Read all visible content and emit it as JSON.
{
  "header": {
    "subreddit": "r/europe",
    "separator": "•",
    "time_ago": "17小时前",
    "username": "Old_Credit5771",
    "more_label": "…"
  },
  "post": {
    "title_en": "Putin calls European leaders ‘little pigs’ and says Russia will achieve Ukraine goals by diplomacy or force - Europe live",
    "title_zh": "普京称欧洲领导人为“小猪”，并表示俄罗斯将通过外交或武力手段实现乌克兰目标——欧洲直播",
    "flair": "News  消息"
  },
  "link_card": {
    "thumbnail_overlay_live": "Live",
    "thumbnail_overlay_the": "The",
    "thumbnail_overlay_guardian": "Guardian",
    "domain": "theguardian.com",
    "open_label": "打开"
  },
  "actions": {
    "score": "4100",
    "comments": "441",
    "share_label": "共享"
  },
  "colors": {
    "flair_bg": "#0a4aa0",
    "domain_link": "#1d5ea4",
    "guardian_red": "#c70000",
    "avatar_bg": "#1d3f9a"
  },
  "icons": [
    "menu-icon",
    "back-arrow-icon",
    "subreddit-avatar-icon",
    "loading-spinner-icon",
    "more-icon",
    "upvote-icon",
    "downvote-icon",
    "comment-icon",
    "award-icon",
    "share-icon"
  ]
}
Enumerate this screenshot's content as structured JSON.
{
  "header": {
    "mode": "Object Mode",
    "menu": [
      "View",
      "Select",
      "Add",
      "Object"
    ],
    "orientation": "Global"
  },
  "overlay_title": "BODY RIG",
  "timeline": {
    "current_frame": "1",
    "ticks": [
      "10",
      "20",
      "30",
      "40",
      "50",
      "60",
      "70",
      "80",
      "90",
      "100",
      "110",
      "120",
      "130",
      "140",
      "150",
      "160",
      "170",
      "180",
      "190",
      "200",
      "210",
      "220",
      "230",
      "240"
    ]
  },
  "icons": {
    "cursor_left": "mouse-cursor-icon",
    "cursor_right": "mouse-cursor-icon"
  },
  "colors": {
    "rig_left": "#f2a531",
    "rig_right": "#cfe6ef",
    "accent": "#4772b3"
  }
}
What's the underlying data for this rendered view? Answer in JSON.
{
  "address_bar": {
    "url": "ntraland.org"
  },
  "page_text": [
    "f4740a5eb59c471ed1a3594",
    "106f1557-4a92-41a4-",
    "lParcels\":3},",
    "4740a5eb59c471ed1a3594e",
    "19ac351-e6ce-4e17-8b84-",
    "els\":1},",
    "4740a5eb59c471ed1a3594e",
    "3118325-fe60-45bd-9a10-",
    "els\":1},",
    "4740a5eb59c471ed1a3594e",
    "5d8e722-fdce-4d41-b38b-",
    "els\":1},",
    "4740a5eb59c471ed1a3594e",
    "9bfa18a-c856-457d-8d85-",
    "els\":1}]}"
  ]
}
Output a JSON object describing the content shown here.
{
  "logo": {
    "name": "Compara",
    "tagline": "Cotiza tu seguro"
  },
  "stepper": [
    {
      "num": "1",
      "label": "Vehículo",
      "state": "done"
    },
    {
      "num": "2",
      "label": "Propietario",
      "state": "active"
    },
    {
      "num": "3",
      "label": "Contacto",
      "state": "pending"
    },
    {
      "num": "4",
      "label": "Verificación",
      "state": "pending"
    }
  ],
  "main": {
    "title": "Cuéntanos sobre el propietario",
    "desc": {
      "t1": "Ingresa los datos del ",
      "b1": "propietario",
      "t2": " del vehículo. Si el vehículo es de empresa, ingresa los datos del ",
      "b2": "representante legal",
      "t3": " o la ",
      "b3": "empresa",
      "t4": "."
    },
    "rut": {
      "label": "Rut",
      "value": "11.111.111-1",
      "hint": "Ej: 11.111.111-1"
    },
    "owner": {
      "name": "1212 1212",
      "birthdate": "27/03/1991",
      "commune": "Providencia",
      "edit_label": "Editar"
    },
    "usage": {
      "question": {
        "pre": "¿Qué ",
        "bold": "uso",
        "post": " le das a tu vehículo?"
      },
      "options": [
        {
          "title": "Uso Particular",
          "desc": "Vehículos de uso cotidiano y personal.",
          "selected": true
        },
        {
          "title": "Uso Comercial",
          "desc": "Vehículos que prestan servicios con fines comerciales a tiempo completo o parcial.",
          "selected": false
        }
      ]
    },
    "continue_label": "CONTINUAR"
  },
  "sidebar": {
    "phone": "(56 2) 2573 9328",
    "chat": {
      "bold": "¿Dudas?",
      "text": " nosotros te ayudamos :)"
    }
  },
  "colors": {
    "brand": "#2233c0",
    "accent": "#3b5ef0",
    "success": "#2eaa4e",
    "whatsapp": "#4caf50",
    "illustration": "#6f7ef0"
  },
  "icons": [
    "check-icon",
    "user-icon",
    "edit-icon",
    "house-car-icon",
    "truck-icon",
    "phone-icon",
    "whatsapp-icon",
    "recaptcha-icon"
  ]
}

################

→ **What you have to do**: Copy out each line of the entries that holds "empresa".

→ **Expected output**:
      "t2": " del vehículo. Si el vehículo es de empresa, ingresa los datos del ",
      "b3": "empresa",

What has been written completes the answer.